After two full weeks in limbo, Xi Jinping suddenly showed up in public again this weekend, with a walkabout at a children's science fair at the Agricultural University in Beijing. No, not exactly the most prestigious or high profile event - but a good way to avoid the pesky attentions of the foreign press. After such a mysterious and disturbing absence from public life since the end of last month, there is now inevitably some facetious speculation that the avuncular figure who strolled around the campus on Saturday beaming with good health was a body double. Or an animatronic mannequin. It's been announced that Xi will be representing the Chinese leadership at an ASEAN trade fair in south China at the end of of this week; a full international press corps there will be less easily convinced by a robot or an actor standing in for him.

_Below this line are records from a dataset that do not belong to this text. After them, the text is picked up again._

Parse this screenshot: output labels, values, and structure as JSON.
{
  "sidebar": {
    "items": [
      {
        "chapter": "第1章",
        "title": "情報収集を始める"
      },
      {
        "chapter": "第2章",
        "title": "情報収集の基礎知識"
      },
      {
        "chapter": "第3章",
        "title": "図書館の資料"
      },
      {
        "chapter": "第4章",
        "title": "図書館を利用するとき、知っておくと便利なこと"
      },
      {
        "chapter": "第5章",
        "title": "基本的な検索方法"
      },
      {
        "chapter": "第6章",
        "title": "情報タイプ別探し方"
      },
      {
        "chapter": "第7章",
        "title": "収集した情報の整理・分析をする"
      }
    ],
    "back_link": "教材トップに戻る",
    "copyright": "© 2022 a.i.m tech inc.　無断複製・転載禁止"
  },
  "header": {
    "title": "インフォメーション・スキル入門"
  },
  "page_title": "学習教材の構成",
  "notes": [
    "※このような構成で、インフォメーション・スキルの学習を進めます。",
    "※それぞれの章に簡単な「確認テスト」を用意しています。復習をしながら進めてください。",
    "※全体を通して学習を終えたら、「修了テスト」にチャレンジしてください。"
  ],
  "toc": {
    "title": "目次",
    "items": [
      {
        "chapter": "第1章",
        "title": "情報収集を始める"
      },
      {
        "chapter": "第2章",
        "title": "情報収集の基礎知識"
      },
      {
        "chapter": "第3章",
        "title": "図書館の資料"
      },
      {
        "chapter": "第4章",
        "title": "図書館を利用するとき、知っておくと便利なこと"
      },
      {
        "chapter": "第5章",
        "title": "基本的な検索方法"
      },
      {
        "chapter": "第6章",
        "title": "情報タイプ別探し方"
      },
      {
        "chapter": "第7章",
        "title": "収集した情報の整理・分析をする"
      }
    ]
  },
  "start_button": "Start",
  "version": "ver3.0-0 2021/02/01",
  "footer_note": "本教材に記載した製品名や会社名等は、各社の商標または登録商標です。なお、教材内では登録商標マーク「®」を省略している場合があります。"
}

As Reuters, Bloomberg, and the Wall Street Journal, among numerous others, have commented, the episode has been yet another PR disaster for China - precipitating wild speculation about what might be ailing Xi (heart attack, stroke, assassination attempt, slipped disc), along with renewed rumours of political infighting within the Party hierarchy (was Bo Xilai or one of his faction yet attempting to stage a comeback, a 'counter-coup'? was Xi falling out of favour with his peers for some other reason and in danger of being passed over as Hu Jintao's successor - a transfer of power that was to have been affirmed within the next month??). The old school Communist instinct to keep all aspects of the government's inner workings shrouded in secrecy is becoming more and more harmful. In this Information Age, the age of Weibo (China's equivalent of Twitter), attempting to restrict the flow of information about the Party leadership actually threatens to create instability rather than contain it. Xi is already one of the half dozen most powerful men in China, probably de facto the No. 2 by now, and is in the process of assuming the role of paramount leader over the coming year. You can't have someone that important just vanish off the face of the earth for two weeks - without unleashing a shitstorm.
A few token official engagements aren't going to quickly undo the damage wrought by this disappearing act. After all, Zhou Yongkang, supposedly Bo Xilai's leading ally in the Politburo, has effectively been sidelined since May (at least, according to Jamil Anderlini, the China correspondent for the Financial Times) despite nominally retaining his various roles and titles; going through the motions of official business and making the occasional important-sounding pronouncement is not, in the Through-The-Looking-Glass world of the Chinese government, necessarily any guarantee that you are actually 'in power' any more. Uncertainties about the imminent leadership transition still abound, with the date of the next National Congress - at which the new Politburo line-up would be unveiled - still to be announced. It's usually some time in October, so they're leaving it rather late in the day to finalise the details of the event. And while this dithering continues, much else is up in the air too: major public events in Beijing are postponed or cancelled; the prospects for any large concerts or music festivals around the upcoming National Holiday week at the beginning of October seem grim; even the Beijing Marathon, originally scheduled for the 14th October, has now been put indefinitely on hold. It's a crazy, chaotic situation - something that tarnishes China's international image and gravely undermines the credibility of her leadership.
A Public Relations '101' for the Chinese Communist Party
A plausible lie is better than an implausible one.
But the truth is better than any lie. Even the most awkward truths can be 'spun' to limit the damage they may cause; lies will destroy your credibility if exposed, and may never be fully accepted anyway by an increasingly astute and sceptical populace.
And the worst thing of all is to SAY NOTHING.
Come on, chaps. It's really not that difficult.